--- Exercise ---
Report every line of the records below that includes the string "DragTime".

--- Data excerpts ---
◇ ◇ ◇ ◇
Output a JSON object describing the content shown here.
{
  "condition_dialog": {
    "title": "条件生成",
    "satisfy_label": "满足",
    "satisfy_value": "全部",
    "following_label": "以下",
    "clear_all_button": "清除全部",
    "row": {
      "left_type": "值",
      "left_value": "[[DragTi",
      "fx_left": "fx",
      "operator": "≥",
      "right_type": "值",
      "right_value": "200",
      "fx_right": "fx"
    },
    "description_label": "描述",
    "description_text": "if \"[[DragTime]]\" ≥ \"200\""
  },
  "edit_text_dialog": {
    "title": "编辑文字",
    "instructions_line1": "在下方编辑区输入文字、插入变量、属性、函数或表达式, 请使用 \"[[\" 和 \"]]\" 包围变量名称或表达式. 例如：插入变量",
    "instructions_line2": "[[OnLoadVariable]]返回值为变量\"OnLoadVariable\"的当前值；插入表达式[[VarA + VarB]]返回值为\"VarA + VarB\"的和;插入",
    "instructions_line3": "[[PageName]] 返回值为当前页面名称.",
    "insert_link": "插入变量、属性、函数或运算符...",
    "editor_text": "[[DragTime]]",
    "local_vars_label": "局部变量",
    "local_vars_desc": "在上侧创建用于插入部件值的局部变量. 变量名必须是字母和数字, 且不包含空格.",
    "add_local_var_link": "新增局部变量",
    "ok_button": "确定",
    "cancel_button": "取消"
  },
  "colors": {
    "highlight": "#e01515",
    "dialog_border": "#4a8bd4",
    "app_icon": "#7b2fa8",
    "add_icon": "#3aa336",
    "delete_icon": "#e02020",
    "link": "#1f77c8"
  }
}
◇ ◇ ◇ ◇
--- Result below ---
    "description_text": "if \"[[DragTime]]\" ≥ \"200\""
    "editor_text": "[[DragTime]]",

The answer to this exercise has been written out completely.